**Page and application data records:**
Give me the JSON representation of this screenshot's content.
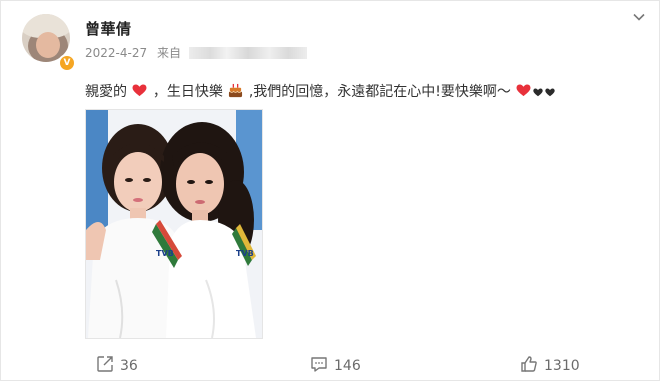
{
  "post": {
    "author": "曾華倩",
    "date": "2022-4-27",
    "source_label": "来自",
    "content": {
      "part1": "親愛的",
      "part2": "，生日快樂",
      "part3": ",我們的回憶，永遠都記在心中!要快樂啊～"
    },
    "photo_text": "TVB"
  },
  "stats": {
    "reposts": "36",
    "comments": "146",
    "likes": "1310"
  },
  "colors": {
    "heart_red": "#e8313b",
    "heart_black": "#2b2b2b",
    "verified_badge": "#f5a623"
  },
  "icons": [
    "chevron-down-icon",
    "heart-icon",
    "cake-icon",
    "repost-icon",
    "comment-icon",
    "like-icon",
    "verified-icon"
  ]
}
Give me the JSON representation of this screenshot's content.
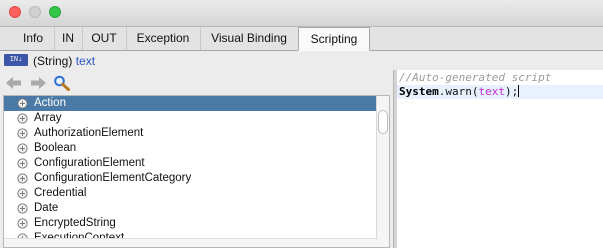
{
  "window": {
    "buttons": [
      "close",
      "minimize",
      "maximize"
    ]
  },
  "tabs": [
    {
      "label": "Info",
      "active": false
    },
    {
      "label": "IN",
      "active": false
    },
    {
      "label": "OUT",
      "active": false
    },
    {
      "label": "Exception",
      "active": false
    },
    {
      "label": "Visual Binding",
      "active": false
    },
    {
      "label": "Scripting",
      "active": true
    }
  ],
  "parameter": {
    "badge": "IN",
    "type": "(String)",
    "name": "text"
  },
  "toolbar": {
    "icons": [
      "back-arrow-icon",
      "forward-arrow-icon",
      "search-icon"
    ]
  },
  "type_list": {
    "selected_index": 0,
    "items": [
      "Action",
      "Array",
      "AuthorizationElement",
      "Boolean",
      "ConfigurationElement",
      "ConfigurationElementCategory",
      "Credential",
      "Date",
      "EncryptedString",
      "ExecutionContext"
    ]
  },
  "editor": {
    "comment": "//Auto-generated script",
    "code_object": "System",
    "code_method": ".warn(",
    "code_arg": "text",
    "code_end": ");"
  },
  "colors": {
    "selection": "#4b7aa6",
    "param_name": "#2a56c6",
    "code_variable": "#c02bd1",
    "comment": "#9b9b9b"
  }
}
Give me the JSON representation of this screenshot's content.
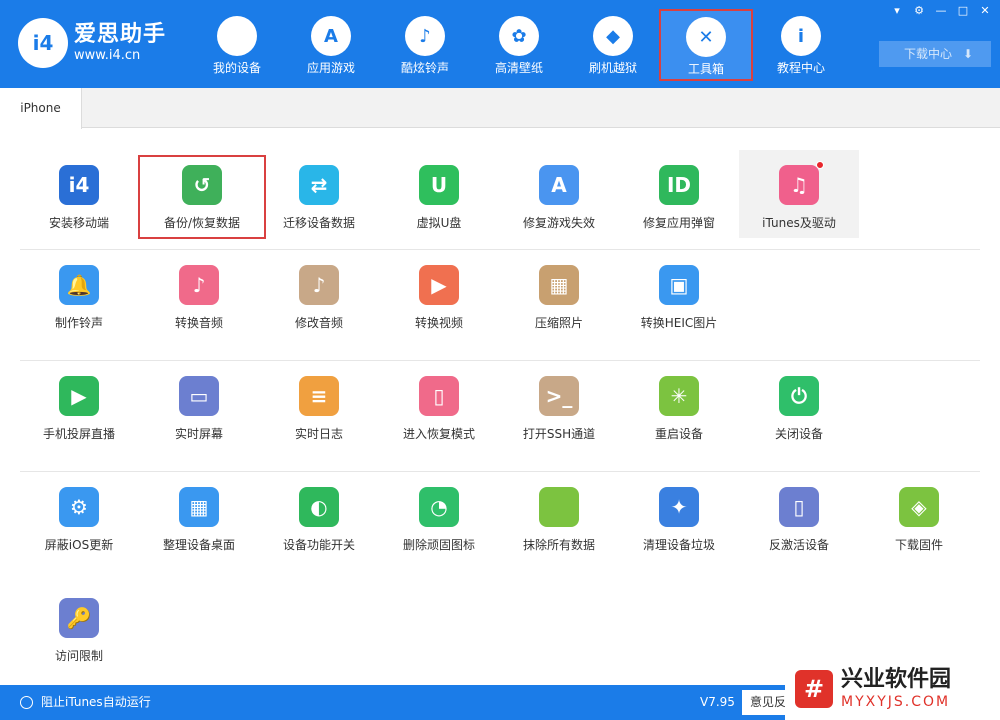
{
  "app": {
    "logo_mark": "i4",
    "logo_title": "爱思助手",
    "logo_url": "www.i4.cn"
  },
  "nav": [
    {
      "label": "我的设备",
      "glyph": ""
    },
    {
      "label": "应用游戏",
      "glyph": "A"
    },
    {
      "label": "酷炫铃声",
      "glyph": "♪"
    },
    {
      "label": "高清壁纸",
      "glyph": "✿"
    },
    {
      "label": "刷机越狱",
      "glyph": "◆"
    },
    {
      "label": "工具箱",
      "glyph": "✕"
    },
    {
      "label": "教程中心",
      "glyph": "i"
    }
  ],
  "window_controls": [
    "▾",
    "⚙",
    "—",
    "□",
    "✕"
  ],
  "download_center": {
    "label": "下载中心",
    "arrow": "⬇"
  },
  "device_tab": "iPhone",
  "tools": [
    [
      {
        "label": "安装移动端",
        "glyph": "i4",
        "color": "#2a6fd6"
      },
      {
        "label": "备份/恢复数据",
        "glyph": "↺",
        "color": "#3fb05a"
      },
      {
        "label": "迁移设备数据",
        "glyph": "⇄",
        "color": "#29b6e8"
      },
      {
        "label": "虚拟U盘",
        "glyph": "U",
        "color": "#2fbf5d"
      },
      {
        "label": "修复游戏失效",
        "glyph": "A",
        "color": "#4a95f0"
      },
      {
        "label": "修复应用弹窗",
        "glyph": "ID",
        "color": "#2fb85c"
      },
      {
        "label": "iTunes及驱动",
        "glyph": "♫",
        "color": "#f0608c"
      }
    ],
    [
      {
        "label": "制作铃声",
        "glyph": "🔔",
        "color": "#3a98f0"
      },
      {
        "label": "转换音频",
        "glyph": "♪",
        "color": "#f06a8a"
      },
      {
        "label": "修改音频",
        "glyph": "♪",
        "color": "#c8a888"
      },
      {
        "label": "转换视频",
        "glyph": "▶",
        "color": "#f07050"
      },
      {
        "label": "压缩照片",
        "glyph": "▦",
        "color": "#c8a070"
      },
      {
        "label": "转换HEIC图片",
        "glyph": "▣",
        "color": "#3a98f0"
      }
    ],
    [
      {
        "label": "手机投屏直播",
        "glyph": "▶",
        "color": "#2fb85c"
      },
      {
        "label": "实时屏幕",
        "glyph": "▭",
        "color": "#6c7fd0"
      },
      {
        "label": "实时日志",
        "glyph": "≡",
        "color": "#f0a040"
      },
      {
        "label": "进入恢复模式",
        "glyph": "▯",
        "color": "#f06a8a"
      },
      {
        "label": "打开SSH通道",
        "glyph": ">_",
        "color": "#c8a888"
      },
      {
        "label": "重启设备",
        "glyph": "✳",
        "color": "#7cc340"
      },
      {
        "label": "关闭设备",
        "glyph": "⏻",
        "color": "#2fbf6a"
      }
    ],
    [
      {
        "label": "屏蔽iOS更新",
        "glyph": "⚙",
        "color": "#3a98f0"
      },
      {
        "label": "整理设备桌面",
        "glyph": "▦",
        "color": "#3a98f0"
      },
      {
        "label": "设备功能开关",
        "glyph": "◐",
        "color": "#2fb85c"
      },
      {
        "label": "删除顽固图标",
        "glyph": "◔",
        "color": "#2fbf6a"
      },
      {
        "label": "抹除所有数据",
        "glyph": "",
        "color": "#7cc340"
      },
      {
        "label": "清理设备垃圾",
        "glyph": "✦",
        "color": "#3a80e0"
      },
      {
        "label": "反激活设备",
        "glyph": "▯",
        "color": "#6c7fd0"
      },
      {
        "label": "下载固件",
        "glyph": "◈",
        "color": "#7cc340"
      }
    ],
    [
      {
        "label": "访问限制",
        "glyph": "🔑",
        "color": "#6c7fd0"
      }
    ]
  ],
  "footer": {
    "itunes_label": "阻止iTunes自动运行",
    "version": "V7.95",
    "feedback": "意见反"
  },
  "watermark": {
    "logo": "#",
    "title": "兴业软件园",
    "url": "MYXYJS.COM"
  }
}
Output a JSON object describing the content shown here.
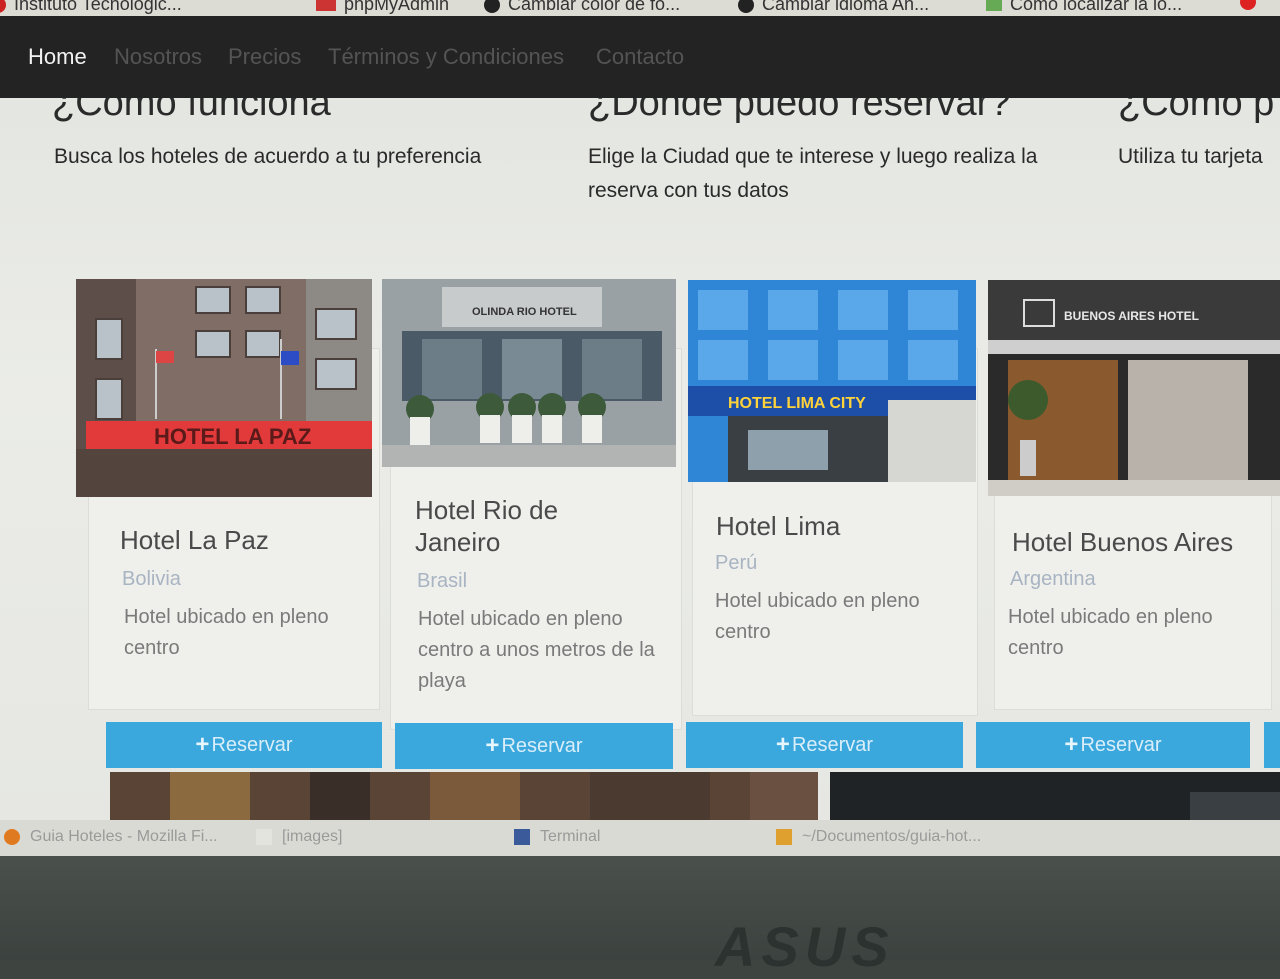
{
  "bookmarks": [
    "Instituto Tecnologic...",
    "phpMyAdmin",
    "Cambiar color de fo...",
    "Cambiar idioma An...",
    "Como localizar la lo..."
  ],
  "nav": {
    "items": [
      "Home",
      "Nosotros",
      "Precios",
      "Términos y Condiciones",
      "Contacto"
    ]
  },
  "info": [
    {
      "heading": "¿Como funciona",
      "text": "Busca los hoteles de acuerdo a tu preferencia"
    },
    {
      "heading": "¿Donde puedo reservar?",
      "text": "Elige la Ciudad que te interese y luego realiza la reserva con tus datos"
    },
    {
      "heading": "¿Como p",
      "text": "Utiliza tu tarjeta"
    }
  ],
  "hotels": [
    {
      "name": "Hotel La Paz",
      "country": "Bolivia",
      "description": "Hotel ubicado en pleno centro",
      "sign": "HOTEL LA PAZ",
      "button": "Reservar"
    },
    {
      "name": "Hotel Rio de Janeiro",
      "country": "Brasil",
      "description": "Hotel ubicado en pleno centro a unos metros de la playa",
      "sign": "OLINDA RIO HOTEL",
      "button": "Reservar"
    },
    {
      "name": "Hotel Lima",
      "country": "Perú",
      "description": "Hotel ubicado en pleno centro",
      "sign": "HOTEL LIMA CITY",
      "button": "Reservar"
    },
    {
      "name": "Hotel Buenos Aires",
      "country": "Argentina",
      "description": "Hotel ubicado en pleno centro",
      "sign": "BUENOS AIRES HOTEL",
      "button": "Reservar"
    }
  ],
  "taskbar": [
    "Guia Hoteles - Mozilla Fi...",
    "[images]",
    "Terminal",
    "~/Documentos/guia-hot..."
  ],
  "device_brand": "ASUS",
  "colors": {
    "navbar": "#232323",
    "button": "#3aa7dd",
    "country": "#a8b4c2"
  }
}
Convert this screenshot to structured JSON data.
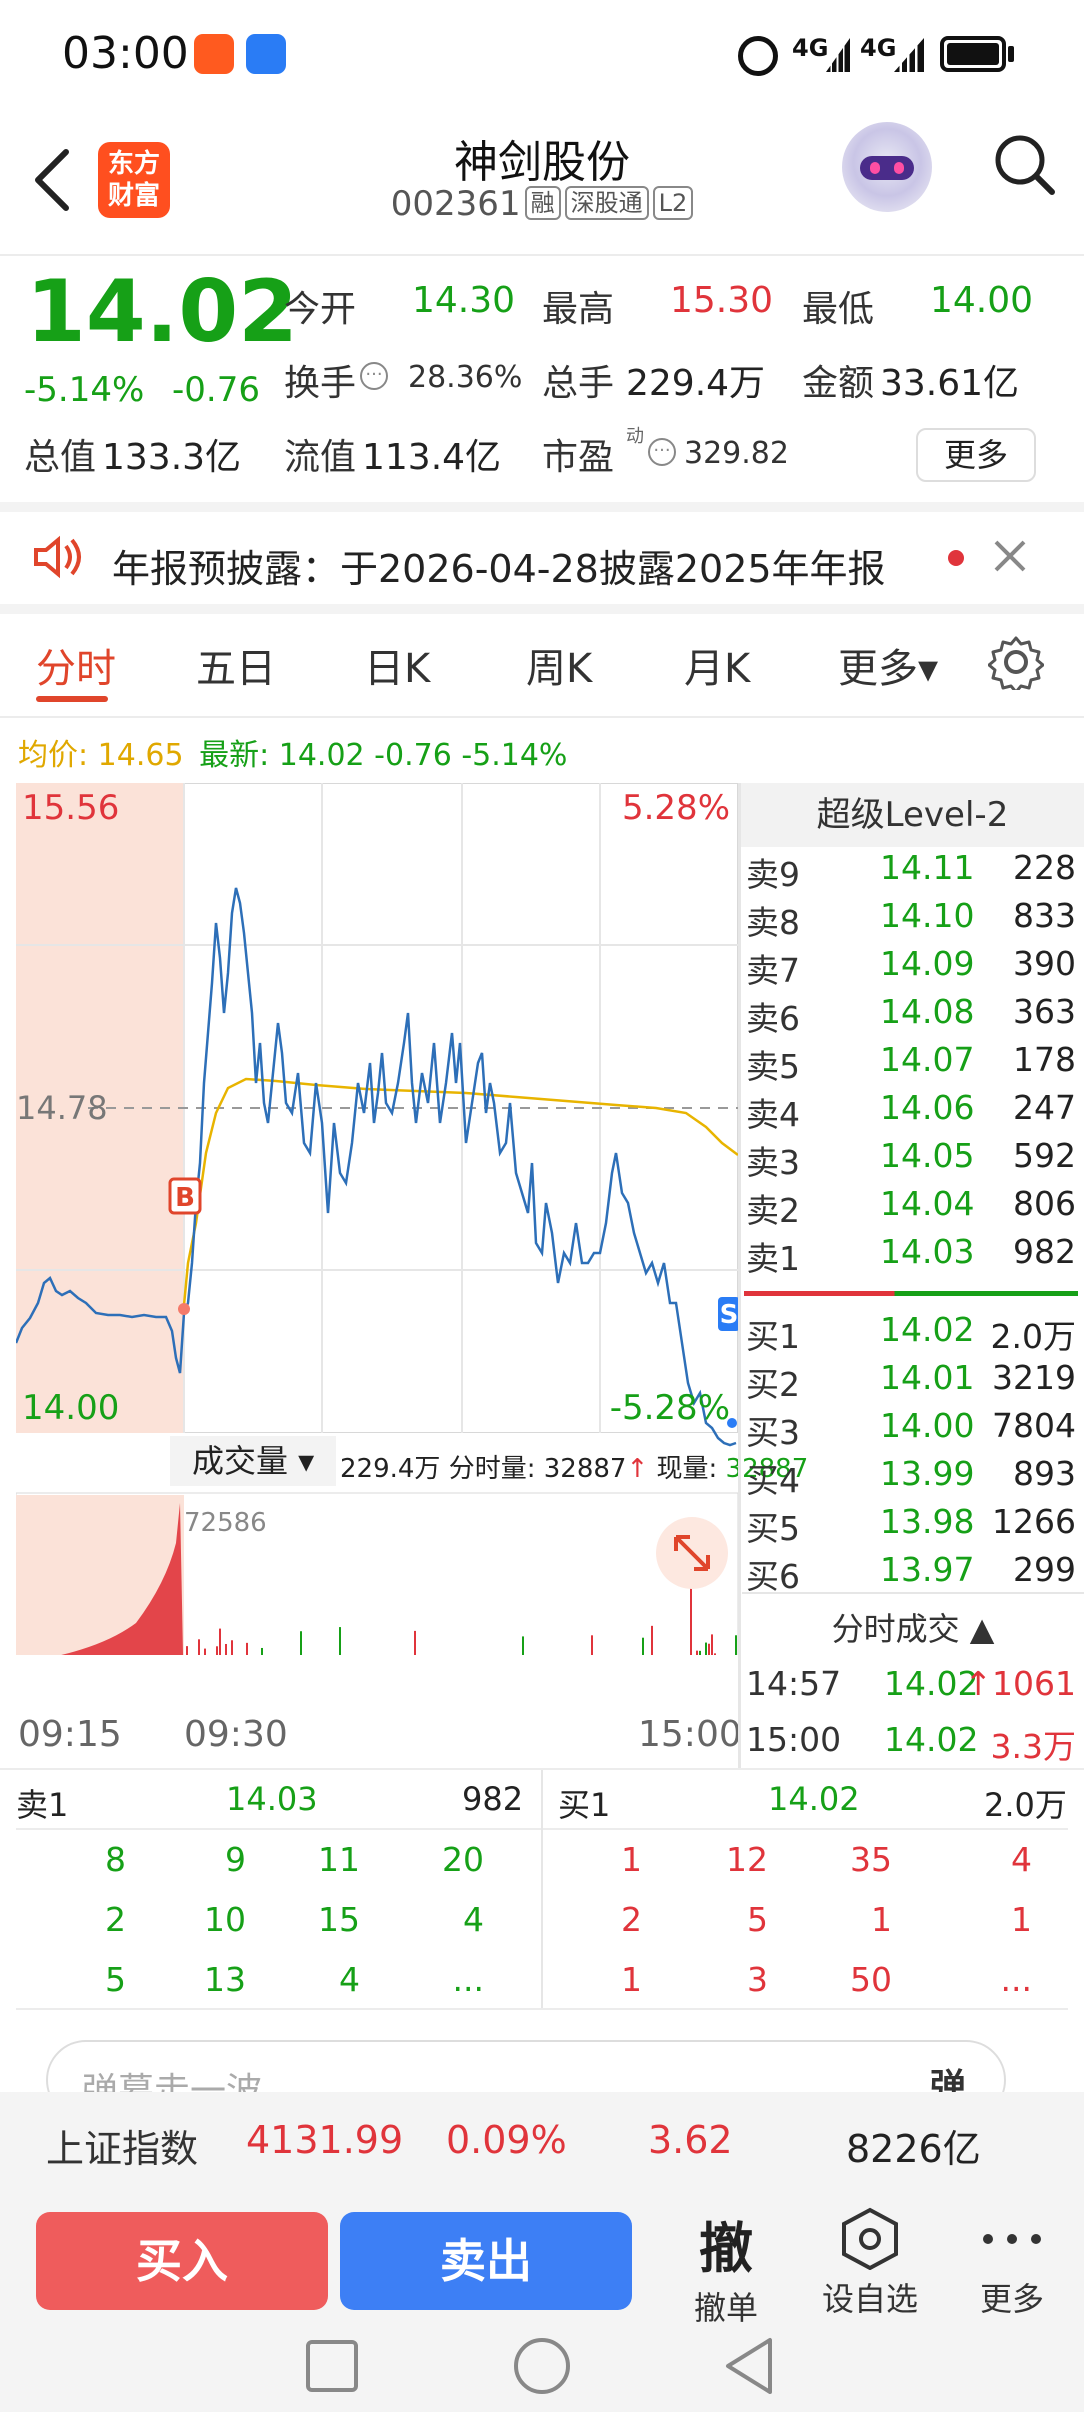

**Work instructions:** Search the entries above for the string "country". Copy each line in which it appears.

**Response for this exercise:**
      "country": "Bolivia",
      "country": "Brasil",
      "country": "Perú",
      "country": "Argentina",
    "country": "#a8b4c2"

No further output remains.